This blog typically addresses challenges that we all have in styling ourselves to look and feel our best in any situation. This week, we’re going to address a topic that many of my male and female clients logically struggle with in shopping for their particular body types: The Myth of Ready-To-Wear.
Ready-To-Wear, a.k.a. Pret-A-Porter, is a term defined at dictionary.com as follows:
(noun): clothing made in standard sizes
(adj): (of clothes) not tailored for the intended wearer, of a standard size
RTW is a misleading term that destroys many shoppers’ confidence levels. The retail industry teaches us that a common size (2 or 8 or 20) should fit your body as the designer intended. How preposterous! As the second definition above states, these clothes are NOT tailored for the intended wearer; standard sizes simply enable mass production for higher volume of sales. Certainly not for higher customer satisfaction.
It’s also important to understand that designers create garments based on the “easy to dress” body concept considering what is “beautiful” by the designer’s current tastes and formulas based on desired proportions. Currently, that trend is a tall, lean body with long legs as seen on America’s Next Top Model. Conversely, in the 1950’s and early 1960’s a curvy, hourglass body was celebrated thanks to movie icons like Marilyn Monroe and Sophia Loren. Approximately 46% of women have a pear-shaped body, which means that nearly half of women don’t meet the requirements for either of these popular design eras.
With the budding “Prepster” men’s trend (preppy meets hipster), we’re seeing
skinny jeans with colorful shirts and ties. If you’re a man over 30 and are wearing skinny jeans, you better have a lean physique — and work in the entertainment or high tech industry.
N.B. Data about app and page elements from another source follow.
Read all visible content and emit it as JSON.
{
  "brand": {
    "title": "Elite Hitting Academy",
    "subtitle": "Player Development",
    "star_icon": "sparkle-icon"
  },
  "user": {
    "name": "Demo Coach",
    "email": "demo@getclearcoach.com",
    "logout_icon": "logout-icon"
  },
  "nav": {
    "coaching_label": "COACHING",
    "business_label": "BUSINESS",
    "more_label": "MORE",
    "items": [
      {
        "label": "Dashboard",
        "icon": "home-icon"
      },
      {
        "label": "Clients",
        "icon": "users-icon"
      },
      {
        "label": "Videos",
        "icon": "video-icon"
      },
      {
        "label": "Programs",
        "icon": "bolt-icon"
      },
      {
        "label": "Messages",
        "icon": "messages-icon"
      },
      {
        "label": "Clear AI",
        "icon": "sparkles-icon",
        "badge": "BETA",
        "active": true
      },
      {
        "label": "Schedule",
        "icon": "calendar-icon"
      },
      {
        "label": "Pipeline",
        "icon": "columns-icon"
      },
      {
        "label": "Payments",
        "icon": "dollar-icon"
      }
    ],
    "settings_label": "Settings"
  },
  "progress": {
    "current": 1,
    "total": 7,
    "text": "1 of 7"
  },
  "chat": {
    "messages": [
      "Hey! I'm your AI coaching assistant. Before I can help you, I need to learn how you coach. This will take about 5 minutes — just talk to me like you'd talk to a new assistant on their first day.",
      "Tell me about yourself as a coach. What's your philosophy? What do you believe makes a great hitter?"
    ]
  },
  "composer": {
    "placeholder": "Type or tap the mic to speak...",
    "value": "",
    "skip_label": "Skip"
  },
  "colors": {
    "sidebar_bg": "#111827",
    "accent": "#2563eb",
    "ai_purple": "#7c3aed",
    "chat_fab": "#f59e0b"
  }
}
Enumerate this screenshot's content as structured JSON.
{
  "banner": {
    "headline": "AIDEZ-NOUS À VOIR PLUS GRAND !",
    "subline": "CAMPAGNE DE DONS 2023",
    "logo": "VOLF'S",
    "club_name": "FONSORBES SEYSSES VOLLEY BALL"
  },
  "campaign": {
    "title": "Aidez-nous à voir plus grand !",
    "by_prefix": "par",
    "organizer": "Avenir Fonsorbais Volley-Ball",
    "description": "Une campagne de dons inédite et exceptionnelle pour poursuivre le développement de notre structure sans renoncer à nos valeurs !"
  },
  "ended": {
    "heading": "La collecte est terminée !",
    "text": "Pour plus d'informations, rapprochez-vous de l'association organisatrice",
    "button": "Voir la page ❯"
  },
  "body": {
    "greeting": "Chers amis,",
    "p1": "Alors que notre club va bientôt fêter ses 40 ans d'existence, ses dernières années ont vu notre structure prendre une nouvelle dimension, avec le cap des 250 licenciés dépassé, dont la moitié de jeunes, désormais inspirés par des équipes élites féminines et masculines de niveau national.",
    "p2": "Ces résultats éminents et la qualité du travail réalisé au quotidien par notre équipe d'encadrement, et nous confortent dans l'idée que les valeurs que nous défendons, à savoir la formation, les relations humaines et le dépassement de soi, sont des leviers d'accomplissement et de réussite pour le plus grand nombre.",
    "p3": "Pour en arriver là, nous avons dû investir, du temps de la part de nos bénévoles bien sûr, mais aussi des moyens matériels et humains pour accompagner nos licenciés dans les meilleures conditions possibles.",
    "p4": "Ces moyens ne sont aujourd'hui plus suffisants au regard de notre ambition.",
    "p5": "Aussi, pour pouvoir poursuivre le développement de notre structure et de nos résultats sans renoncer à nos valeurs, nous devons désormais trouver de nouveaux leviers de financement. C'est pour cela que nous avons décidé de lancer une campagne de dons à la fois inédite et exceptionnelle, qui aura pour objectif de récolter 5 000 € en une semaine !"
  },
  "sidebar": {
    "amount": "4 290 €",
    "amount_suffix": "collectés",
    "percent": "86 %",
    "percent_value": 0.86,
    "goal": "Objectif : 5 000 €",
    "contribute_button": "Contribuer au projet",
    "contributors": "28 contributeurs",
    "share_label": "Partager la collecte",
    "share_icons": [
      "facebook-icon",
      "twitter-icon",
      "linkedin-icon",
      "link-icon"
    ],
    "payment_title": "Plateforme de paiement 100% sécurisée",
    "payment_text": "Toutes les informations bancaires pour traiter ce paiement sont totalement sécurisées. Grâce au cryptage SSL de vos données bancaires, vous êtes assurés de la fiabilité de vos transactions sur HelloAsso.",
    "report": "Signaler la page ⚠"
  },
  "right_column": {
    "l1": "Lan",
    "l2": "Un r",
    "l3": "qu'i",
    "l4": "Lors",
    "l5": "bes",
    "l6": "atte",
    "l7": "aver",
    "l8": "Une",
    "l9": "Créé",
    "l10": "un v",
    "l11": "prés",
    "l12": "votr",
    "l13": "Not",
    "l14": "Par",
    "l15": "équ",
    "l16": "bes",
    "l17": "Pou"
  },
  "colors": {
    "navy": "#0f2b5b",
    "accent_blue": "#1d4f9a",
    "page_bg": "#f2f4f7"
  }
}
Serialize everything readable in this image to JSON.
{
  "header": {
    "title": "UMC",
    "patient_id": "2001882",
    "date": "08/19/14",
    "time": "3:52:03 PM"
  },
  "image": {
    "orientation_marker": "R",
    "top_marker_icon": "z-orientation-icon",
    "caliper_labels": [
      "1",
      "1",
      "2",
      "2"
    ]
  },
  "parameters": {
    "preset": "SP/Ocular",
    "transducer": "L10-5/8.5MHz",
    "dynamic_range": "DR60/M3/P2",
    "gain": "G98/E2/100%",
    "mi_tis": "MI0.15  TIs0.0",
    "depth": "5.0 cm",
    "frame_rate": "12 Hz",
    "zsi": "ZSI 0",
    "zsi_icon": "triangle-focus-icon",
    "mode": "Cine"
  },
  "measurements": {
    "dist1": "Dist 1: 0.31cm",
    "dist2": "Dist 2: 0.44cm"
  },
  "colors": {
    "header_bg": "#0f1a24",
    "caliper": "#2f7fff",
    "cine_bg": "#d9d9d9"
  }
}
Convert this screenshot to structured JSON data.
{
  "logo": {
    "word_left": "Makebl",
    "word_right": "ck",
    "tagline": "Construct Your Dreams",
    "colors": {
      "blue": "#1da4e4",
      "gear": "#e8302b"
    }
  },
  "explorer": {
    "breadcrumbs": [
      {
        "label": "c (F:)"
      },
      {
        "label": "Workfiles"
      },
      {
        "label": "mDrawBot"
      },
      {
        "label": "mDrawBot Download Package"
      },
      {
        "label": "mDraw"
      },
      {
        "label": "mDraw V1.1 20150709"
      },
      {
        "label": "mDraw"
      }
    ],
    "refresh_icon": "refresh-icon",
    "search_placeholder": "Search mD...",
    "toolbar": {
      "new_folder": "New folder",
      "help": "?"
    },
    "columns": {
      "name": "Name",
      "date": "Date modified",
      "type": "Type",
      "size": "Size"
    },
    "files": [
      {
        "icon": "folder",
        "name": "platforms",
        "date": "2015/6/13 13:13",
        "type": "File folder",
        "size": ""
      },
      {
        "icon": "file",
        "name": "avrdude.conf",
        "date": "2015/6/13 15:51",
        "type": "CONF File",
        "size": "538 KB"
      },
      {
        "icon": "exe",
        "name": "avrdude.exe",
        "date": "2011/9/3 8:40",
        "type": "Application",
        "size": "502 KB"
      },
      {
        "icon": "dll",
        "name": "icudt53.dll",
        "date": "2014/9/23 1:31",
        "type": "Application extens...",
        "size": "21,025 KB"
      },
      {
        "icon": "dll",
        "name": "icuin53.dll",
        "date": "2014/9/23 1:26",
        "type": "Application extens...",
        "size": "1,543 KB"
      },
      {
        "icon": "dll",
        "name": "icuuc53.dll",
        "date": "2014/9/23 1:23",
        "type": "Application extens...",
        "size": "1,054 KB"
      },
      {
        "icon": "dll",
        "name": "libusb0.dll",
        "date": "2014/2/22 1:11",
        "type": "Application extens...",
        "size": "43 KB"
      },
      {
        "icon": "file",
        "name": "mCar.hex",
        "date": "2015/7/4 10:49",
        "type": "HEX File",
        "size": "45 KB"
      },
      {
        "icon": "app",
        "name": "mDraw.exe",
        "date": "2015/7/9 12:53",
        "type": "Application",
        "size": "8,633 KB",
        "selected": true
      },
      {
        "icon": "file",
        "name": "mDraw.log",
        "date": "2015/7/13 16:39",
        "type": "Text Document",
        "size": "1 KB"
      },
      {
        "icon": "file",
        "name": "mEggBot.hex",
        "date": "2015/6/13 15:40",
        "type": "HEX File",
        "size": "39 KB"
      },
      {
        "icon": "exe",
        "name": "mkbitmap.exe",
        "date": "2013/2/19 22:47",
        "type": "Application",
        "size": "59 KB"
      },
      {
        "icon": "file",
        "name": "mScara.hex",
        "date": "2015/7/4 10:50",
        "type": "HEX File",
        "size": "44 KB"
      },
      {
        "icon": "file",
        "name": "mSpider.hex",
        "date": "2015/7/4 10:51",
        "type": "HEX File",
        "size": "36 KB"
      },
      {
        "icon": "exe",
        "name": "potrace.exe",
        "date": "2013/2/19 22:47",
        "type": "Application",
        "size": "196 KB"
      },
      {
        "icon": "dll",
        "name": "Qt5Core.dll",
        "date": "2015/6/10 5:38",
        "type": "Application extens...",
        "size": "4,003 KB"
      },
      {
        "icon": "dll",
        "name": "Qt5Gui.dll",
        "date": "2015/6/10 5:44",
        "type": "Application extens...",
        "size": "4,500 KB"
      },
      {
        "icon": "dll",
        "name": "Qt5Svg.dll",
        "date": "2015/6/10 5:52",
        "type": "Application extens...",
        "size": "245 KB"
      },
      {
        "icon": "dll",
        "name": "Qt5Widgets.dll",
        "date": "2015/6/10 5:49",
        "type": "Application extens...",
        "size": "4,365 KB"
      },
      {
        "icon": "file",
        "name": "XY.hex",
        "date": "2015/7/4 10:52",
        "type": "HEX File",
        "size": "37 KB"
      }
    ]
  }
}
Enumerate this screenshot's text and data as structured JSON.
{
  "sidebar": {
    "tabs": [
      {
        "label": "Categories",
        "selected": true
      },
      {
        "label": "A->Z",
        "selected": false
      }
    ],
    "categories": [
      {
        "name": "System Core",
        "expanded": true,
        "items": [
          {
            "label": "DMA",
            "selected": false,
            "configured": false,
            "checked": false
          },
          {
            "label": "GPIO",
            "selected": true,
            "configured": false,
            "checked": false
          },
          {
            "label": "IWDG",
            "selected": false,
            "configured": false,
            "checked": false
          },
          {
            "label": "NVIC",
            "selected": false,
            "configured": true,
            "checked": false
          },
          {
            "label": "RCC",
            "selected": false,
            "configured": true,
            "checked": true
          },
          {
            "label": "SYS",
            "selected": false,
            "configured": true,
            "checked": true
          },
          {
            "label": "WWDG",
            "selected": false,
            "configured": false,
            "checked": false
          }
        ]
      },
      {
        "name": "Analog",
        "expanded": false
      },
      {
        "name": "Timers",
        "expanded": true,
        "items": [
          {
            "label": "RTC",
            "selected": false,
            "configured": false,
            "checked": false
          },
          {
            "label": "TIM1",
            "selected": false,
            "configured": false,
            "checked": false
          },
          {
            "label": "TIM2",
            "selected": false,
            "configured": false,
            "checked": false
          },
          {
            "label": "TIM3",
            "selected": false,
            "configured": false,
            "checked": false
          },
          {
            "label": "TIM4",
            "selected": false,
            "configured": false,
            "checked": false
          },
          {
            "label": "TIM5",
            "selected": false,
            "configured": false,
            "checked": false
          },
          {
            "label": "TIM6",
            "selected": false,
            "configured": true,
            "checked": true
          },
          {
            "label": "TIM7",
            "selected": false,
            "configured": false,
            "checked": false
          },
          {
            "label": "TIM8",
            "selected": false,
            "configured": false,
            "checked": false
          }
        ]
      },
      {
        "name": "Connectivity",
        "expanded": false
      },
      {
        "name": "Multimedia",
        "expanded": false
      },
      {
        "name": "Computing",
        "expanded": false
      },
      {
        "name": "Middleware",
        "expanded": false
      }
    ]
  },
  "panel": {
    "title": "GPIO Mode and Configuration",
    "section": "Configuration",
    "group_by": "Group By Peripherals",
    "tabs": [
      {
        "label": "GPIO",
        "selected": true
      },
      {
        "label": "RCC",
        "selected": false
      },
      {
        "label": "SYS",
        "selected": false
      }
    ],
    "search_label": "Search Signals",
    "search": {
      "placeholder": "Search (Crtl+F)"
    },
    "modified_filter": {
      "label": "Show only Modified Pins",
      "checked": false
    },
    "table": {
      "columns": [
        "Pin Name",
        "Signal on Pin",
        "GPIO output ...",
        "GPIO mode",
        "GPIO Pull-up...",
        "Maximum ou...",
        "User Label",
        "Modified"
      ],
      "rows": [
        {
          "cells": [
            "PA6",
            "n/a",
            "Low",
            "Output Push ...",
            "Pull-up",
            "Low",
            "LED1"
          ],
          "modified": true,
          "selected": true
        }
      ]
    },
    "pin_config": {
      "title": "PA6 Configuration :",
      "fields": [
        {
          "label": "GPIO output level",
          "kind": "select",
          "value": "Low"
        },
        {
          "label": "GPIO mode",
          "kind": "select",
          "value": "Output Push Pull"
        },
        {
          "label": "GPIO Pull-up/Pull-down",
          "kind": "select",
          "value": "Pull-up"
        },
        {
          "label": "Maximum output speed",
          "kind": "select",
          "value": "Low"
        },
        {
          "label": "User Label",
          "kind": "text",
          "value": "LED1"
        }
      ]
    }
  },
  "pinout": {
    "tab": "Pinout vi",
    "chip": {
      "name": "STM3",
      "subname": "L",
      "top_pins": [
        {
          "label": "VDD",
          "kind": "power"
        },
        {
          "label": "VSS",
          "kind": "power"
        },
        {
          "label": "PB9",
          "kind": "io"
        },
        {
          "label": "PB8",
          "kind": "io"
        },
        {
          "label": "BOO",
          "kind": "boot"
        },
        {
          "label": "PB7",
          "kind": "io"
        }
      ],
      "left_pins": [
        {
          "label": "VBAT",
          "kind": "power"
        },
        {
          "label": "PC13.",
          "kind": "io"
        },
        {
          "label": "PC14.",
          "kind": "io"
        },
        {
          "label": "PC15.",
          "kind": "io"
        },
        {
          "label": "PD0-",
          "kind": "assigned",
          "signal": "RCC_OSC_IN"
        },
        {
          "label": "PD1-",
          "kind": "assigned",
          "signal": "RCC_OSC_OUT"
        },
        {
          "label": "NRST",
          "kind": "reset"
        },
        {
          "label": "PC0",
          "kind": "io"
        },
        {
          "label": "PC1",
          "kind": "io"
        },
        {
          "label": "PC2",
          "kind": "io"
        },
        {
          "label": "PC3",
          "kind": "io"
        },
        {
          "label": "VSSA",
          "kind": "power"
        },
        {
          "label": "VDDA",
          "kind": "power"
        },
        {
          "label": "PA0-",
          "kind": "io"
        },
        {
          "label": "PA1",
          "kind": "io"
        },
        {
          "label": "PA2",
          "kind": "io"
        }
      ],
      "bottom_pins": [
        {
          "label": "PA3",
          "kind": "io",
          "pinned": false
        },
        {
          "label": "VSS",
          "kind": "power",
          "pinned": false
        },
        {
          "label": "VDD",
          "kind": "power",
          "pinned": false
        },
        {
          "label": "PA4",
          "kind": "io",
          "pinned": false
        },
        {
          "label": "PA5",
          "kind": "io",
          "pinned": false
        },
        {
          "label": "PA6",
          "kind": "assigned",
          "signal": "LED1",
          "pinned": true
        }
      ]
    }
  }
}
To further complicate matters, the actual measurements of a Size 10 can differ greatly from label to label. Labels like Prada and Gucci typically run smaller than GAP. Many clothes that the average consumer purchases are produced in factories that have very little quality control and one Size 8 may fit differently than another Size 8 in the exact same pant!
Lastly, wearing the right color scheme is more important than you can imagine. My color consultation addresses what hues are most appropriate for you to look fit and healthy. There are also psychological affects of colors to consider that may influence how you dress for a business meeting, or a date, or a red carpet event.
So let’s wrap up with a few rules of thumb so you feel more confident and relaxed on your next shopping trip:
1. Add alterations fees to your shopping budget. Just assume that any shirt, pant, dress, etc. will need tailoring to fit your silhouette. This also means that you shouldn’t wait until the day of or before an event to shop for it, if possible. Give yourself a week so you can tailor it, try it on, and make adjustments as needed.
2. Fit matters, size does not. Some folks get caught up in the size to the point of passing up excellent clothing options because they refuse to even try the next size up. What a shame! Fit is king. Sizes are merely guidelines to use as a starting point and then you move along from there. Get a body style analysis (which results in a handy shopping guide) to understand which cuts, textures, and styles best suit you.
3. Choose colors that best match your personal color scheme and are appropriate for the situation and your age. You’ll look more radiant, convey the intended message, and it well help you develop a color style that you can call your own. Call me for an in-depth analysis with a take-home color fan as your resource.
4. Don’t be so hard on yourself! It’s amazing how our perceptions can be so off-base, and for the worse. We focus so much on perceived flaws that we forget about our wonderful assets. Time to stop wasting energy on the negative and start nurturing the positive.
Feel free to call 512-217-9869 or email me at email@example.com with questions, comments or for a free initial consultation. I’m always happy to help in any way possible.